A great acronym for setting your goals is SMART.

S = Specific
M = Measurable
A = Attainable
R = Realistic
T = Timely

Specific

Goals should be straightforward and emphasize what you want to happen. Specifics help us to focus our efforts and clearly define what we are going to do. Specific is the What, Why, and How of the SMART model.

WHAT are you going to do? Use action words such as direct, organize, coordinate, lead, develop, plan, build etc.
WHY is this important to do at this time? What do you want to ultimately accomplish?
HOW are you going to do it? (By…)

Ensure the goals you set is very specific, clear and easy. Instead of setting a goal to lose weight or be healthier, set a specific goal to lose 10 pounds or to walk 5 miles at an aerobically challenging pace.

Measurable

If you can’t measure it, you can’t manage it. In the broadest sense, the whole goal statement is a measure for the project; if the goal is accomplished, the is a success. However, there are usually several short-term or small measurements that can be built into the goal.

Choose a goal with measurable progress, so you can see the change occur. How will you see when you reach your goal? Be specific! “I want to read 3 chapter books of 100 pages on my own before my birthday” shows the specific target to be measure. “I want to be a good reader” is not as measurable.

Establish concrete criteria for measuring progress toward the attainment of each goal you set. When you measure your progress, you stay on track, reach your target dates, and experience the exhilaration of achievement that spurs you on to continued effort required to reach your goals.

Attainable

When you identify goals that are most important to you, you begin to figure out ways you can make them come true. You develop that attitudes, abilities, skills, and financial capacity to reach them. Your begin seeing previously overlooked opportunities to bring yourself closer to the achievement of your goals.

Goals you set which are too far out of your reach, you probably won’t commit to doing. Although you may start with the best of intentions, the knowledge that it’s too much for you means your subconscious will keep reminding you of this fact and will stop you from even giving it your best.

A goal needs to stretch you slightly so you feel you can do it and it will need a real commitment from you. For instance, if you aim to lose 20lbs in one week, we all know that isn’t achievable. But setting a goal to loose 1lb and when you’ve achieved that, aiming to lose a further 1lb, will keep it achievable for you.

The feeling of success which this brings helps you to remain motivated.

Realistic

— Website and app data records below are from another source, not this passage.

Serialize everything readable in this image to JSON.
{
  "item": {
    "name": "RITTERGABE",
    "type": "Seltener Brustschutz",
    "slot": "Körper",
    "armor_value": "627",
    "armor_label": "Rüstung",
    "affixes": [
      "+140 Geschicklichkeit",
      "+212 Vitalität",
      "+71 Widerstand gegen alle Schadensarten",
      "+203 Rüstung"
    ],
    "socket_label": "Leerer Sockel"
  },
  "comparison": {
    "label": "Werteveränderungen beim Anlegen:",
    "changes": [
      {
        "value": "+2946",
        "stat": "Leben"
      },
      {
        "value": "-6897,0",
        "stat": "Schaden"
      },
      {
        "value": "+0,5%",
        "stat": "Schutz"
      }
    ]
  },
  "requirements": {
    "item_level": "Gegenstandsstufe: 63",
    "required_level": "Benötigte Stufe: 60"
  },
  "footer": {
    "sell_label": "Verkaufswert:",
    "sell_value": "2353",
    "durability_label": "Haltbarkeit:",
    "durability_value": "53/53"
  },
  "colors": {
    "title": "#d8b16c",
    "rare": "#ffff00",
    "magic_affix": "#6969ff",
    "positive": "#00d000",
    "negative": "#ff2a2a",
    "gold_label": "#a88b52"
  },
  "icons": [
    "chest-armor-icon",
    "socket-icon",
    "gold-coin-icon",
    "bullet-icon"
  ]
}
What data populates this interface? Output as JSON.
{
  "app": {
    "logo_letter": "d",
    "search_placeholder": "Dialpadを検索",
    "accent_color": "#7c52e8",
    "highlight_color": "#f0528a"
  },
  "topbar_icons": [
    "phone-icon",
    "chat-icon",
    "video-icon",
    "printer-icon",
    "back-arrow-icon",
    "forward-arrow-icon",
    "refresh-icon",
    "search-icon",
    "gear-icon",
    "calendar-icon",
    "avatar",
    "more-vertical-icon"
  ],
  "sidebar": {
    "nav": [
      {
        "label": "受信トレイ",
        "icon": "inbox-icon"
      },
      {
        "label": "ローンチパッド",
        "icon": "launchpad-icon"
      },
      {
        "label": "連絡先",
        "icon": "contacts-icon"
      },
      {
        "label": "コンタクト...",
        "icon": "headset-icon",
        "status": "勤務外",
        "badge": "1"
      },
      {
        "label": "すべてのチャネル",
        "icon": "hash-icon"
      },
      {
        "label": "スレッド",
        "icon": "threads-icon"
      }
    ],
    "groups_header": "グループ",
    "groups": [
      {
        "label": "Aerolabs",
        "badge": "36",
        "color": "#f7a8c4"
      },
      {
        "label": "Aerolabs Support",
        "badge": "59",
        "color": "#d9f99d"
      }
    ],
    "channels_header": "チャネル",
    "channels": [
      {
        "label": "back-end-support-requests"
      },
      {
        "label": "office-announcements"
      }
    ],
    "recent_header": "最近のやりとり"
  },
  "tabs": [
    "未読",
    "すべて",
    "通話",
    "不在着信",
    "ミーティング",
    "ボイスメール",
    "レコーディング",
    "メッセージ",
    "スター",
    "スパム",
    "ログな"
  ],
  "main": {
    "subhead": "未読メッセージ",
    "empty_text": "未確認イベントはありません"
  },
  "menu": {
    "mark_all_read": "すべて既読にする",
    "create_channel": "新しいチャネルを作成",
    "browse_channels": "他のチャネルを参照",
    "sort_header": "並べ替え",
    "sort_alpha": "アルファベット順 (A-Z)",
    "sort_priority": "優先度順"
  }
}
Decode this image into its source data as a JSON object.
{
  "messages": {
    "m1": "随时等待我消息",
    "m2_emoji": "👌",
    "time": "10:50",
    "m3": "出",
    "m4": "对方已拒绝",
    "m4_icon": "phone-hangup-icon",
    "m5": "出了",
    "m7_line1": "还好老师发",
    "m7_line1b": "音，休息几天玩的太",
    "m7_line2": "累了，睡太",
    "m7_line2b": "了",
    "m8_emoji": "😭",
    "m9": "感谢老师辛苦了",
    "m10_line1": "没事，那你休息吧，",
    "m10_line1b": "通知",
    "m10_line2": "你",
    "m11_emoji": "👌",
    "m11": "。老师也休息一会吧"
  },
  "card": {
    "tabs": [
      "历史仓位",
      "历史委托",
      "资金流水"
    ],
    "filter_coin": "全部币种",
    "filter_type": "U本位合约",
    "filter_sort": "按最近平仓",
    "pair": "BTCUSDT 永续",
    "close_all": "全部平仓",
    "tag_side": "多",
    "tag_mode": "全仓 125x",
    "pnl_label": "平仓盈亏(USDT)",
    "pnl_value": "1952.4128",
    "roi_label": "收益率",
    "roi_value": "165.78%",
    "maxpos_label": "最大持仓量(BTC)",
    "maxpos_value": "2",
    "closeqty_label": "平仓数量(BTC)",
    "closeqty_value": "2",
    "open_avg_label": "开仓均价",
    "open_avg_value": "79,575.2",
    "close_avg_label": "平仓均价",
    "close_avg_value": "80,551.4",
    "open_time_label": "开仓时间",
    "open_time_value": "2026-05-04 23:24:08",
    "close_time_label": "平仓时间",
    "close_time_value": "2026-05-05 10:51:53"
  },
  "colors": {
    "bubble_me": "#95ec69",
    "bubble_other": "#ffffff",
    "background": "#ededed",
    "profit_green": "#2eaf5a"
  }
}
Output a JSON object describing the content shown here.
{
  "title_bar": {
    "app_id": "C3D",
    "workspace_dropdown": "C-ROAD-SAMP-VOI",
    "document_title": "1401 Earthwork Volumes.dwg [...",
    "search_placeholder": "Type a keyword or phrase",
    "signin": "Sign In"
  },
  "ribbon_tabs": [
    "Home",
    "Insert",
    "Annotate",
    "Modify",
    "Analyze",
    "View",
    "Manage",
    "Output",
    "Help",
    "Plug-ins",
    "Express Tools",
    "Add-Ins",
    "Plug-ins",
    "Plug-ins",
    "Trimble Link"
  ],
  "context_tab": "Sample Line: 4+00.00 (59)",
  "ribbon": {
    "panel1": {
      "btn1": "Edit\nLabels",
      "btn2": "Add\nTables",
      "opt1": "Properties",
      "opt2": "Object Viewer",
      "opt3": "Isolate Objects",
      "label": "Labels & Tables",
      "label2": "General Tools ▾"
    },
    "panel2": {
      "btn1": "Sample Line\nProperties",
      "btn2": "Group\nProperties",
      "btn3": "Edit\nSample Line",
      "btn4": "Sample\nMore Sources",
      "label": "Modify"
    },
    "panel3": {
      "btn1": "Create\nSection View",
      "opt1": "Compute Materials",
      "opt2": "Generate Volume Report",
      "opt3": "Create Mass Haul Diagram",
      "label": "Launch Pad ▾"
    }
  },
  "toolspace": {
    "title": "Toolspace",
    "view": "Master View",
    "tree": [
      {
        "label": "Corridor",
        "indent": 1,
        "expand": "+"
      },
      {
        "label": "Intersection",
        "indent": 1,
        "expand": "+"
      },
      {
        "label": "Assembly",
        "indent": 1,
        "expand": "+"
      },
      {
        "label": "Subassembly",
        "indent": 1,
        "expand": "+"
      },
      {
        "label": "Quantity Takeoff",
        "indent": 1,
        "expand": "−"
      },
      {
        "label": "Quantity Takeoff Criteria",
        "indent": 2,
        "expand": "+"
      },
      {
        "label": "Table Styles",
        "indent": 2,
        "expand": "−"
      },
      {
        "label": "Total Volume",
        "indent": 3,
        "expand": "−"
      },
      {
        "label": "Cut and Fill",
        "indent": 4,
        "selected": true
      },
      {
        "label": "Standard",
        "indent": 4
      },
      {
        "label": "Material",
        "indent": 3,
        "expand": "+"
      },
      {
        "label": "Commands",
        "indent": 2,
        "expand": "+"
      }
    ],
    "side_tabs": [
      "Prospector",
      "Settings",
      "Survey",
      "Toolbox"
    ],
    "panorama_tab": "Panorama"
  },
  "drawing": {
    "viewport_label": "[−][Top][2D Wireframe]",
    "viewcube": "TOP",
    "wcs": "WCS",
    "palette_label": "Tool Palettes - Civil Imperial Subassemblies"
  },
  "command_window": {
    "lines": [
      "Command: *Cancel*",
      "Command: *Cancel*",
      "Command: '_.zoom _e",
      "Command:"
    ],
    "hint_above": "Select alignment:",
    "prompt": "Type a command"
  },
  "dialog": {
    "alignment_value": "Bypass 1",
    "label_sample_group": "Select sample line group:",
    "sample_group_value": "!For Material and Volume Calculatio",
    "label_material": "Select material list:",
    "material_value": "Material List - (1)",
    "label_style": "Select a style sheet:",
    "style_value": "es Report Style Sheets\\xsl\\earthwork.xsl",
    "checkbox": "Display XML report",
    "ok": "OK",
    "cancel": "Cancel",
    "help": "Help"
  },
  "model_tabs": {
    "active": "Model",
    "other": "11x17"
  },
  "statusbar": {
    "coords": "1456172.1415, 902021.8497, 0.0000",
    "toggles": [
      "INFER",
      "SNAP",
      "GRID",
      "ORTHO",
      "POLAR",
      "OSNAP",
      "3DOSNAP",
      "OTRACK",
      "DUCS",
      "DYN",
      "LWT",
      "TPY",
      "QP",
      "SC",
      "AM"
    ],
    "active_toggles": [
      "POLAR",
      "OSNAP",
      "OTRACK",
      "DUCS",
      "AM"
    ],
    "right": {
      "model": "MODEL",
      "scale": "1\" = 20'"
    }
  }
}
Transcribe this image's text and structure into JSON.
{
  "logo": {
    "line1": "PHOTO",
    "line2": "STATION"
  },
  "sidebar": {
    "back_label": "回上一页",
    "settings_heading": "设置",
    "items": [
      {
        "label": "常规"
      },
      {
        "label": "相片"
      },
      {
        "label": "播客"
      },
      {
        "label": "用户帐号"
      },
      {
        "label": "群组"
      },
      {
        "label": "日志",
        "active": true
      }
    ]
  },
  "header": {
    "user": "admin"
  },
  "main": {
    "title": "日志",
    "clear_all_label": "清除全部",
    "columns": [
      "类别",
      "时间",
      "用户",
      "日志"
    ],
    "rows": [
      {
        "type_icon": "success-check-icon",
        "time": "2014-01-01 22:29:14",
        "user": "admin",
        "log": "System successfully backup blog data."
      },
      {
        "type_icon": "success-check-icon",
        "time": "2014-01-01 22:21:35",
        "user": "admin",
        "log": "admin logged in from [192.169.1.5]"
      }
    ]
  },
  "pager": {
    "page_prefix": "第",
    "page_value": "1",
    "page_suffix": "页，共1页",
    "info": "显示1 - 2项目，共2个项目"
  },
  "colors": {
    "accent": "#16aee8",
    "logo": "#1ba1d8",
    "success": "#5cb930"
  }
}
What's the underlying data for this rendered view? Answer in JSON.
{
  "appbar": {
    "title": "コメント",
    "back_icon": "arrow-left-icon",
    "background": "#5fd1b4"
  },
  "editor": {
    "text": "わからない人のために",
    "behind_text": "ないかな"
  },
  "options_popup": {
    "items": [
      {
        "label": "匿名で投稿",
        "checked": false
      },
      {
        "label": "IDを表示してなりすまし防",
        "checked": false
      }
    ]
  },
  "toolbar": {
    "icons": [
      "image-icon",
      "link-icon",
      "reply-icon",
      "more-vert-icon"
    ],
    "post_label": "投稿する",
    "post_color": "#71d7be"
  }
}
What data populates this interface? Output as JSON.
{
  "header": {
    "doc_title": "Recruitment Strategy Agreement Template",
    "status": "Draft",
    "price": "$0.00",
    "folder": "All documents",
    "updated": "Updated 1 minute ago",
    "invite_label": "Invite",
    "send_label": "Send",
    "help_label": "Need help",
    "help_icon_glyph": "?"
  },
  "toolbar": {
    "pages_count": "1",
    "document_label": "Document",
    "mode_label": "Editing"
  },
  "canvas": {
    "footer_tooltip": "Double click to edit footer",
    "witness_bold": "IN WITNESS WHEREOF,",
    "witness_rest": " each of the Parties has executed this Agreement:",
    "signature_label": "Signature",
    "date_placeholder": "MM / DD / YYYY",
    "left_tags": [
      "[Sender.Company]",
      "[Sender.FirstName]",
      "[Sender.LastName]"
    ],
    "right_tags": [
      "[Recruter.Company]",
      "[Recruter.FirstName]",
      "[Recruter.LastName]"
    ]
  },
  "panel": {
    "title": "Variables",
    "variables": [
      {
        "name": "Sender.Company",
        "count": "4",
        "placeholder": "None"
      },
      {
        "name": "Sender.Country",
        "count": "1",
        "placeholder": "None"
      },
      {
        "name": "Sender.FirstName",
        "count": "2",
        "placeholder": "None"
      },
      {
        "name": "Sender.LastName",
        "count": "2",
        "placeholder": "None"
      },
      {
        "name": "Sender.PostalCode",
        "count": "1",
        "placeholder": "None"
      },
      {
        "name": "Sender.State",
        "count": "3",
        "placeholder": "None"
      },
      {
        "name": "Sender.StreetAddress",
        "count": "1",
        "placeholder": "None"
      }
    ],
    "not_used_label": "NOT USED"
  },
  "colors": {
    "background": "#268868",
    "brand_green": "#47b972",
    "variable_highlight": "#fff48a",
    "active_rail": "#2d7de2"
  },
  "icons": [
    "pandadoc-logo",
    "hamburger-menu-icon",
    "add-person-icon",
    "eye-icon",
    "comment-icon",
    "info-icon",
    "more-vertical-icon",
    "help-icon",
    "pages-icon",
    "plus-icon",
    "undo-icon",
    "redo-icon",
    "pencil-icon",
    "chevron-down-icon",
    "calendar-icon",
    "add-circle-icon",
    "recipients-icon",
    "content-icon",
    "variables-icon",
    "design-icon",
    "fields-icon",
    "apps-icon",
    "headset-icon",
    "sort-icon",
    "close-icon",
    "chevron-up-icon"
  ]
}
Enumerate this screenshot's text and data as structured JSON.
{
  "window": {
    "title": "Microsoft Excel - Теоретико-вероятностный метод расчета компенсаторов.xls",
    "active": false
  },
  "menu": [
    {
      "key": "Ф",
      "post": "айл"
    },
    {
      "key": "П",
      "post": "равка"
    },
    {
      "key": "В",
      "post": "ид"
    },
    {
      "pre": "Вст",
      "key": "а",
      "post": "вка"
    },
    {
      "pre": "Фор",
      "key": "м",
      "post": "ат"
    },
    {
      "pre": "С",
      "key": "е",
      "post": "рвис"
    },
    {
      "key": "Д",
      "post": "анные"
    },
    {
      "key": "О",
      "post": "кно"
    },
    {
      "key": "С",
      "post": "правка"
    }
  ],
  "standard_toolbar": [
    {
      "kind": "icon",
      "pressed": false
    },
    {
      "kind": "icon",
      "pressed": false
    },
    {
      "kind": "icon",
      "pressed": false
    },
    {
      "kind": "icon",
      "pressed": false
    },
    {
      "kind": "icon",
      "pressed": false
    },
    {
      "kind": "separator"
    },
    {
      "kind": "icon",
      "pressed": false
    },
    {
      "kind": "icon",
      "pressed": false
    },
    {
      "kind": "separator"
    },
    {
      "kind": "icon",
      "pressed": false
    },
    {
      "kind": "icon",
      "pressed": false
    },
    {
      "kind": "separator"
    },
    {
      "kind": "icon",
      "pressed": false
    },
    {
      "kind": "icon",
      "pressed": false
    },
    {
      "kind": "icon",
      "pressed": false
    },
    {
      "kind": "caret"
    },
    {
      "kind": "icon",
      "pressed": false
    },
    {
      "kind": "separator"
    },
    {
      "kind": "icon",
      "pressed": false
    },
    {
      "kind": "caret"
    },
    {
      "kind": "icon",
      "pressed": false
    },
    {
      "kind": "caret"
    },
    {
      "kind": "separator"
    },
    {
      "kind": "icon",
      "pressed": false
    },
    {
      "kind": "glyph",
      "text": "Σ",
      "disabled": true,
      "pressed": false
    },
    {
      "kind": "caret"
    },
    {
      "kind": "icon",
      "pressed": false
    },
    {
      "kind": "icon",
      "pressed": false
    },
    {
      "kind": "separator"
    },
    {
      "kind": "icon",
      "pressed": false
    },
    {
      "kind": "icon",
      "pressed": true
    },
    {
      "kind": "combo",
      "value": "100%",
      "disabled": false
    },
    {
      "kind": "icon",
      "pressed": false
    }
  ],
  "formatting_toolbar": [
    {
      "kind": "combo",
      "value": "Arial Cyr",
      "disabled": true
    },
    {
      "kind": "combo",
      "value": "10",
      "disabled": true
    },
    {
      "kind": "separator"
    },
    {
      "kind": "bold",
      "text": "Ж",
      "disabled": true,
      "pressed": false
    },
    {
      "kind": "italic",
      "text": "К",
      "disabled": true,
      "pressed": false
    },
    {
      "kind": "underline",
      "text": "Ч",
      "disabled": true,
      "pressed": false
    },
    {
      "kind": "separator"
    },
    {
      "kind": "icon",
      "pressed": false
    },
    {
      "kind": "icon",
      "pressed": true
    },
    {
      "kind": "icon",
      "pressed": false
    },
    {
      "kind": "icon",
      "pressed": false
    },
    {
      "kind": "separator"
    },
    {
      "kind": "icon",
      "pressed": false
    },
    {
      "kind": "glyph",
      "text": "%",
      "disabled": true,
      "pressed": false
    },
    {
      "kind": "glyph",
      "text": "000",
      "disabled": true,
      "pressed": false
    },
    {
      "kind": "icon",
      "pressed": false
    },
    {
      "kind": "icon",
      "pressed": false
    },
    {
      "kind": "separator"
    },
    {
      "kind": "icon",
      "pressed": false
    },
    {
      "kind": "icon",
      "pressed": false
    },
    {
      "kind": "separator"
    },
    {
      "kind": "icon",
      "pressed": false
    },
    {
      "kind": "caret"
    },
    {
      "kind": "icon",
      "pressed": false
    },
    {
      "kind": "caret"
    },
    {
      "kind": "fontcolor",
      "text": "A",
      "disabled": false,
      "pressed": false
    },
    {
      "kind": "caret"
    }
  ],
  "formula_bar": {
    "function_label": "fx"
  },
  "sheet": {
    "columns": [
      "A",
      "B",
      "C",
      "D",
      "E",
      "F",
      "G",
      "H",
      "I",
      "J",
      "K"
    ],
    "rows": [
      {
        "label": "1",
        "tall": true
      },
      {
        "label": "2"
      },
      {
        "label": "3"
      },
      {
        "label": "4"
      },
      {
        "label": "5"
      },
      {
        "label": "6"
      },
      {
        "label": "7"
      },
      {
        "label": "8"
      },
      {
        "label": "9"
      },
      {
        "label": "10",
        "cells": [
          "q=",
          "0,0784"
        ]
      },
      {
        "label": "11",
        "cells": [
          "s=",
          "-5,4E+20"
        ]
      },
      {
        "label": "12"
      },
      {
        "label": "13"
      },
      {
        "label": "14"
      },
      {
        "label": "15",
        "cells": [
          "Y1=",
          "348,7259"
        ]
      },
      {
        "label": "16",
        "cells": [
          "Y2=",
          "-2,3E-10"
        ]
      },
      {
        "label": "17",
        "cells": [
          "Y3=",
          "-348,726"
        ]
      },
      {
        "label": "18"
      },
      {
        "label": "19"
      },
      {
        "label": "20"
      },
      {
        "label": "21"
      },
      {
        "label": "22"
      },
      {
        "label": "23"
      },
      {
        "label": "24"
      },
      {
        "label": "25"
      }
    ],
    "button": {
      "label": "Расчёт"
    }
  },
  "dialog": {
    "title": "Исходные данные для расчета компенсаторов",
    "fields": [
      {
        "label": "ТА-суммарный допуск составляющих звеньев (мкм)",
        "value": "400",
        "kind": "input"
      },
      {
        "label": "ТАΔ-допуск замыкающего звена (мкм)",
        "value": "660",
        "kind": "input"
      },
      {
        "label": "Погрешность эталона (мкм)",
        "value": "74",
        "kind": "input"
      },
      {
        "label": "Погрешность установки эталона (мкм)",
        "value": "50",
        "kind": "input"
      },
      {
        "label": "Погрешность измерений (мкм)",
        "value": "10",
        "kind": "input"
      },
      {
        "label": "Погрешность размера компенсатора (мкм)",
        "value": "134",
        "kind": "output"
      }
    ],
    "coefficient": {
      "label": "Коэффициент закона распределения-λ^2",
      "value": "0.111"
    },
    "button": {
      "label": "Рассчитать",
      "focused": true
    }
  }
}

This is not a synonym for “easy.”  Realistic, in this case, means “do-able.”   It means that the learning curve is not a vertical slope; that the skills needed to do the work are available; that the project fits with the overall strategy and goals of the organization.  A realistic project may push the skills and knowledge of the people working on it but it shouldn’t break them.

Devise a plan or a way of getting there which makes the goal realistic. The goal needs to be realistic for you and where you are at the moment. A goal of never again eating sweets, cakes, crisps and chocolate may not be realistic for someone who really enjoys these foods.

For instance, it may be more realistic to set a goal of eating a piece of fruit each day instead of one sweet item. You can then choose to work towards reducing the amount of sweet products gradually as and when this feels realistic for you.

Be sure to set goals that you can attain with some effort! Too difficult and you set the stage for failure, but too low sends the message that you aren’t very capable. Set the bar high enough for a satisfying achievement!

Timely

Set a timeframe for the goal: for next week, in three months, beginning of summer. Putting an end point on your goal gives you a clear target to work toward.

If you don’t set a time, the commitment is too vague. It tends not to happen because you feel you can start at any time. Without a time limit, there’s no urgency to start taking action now.

Time must be measurable, attainable and realistic.

Everyone will benefit from goals and objectives if they are SMART.   SMART, is the instrument to apply in setting your goals and objectives.

[Thank you Goal Setting Guide]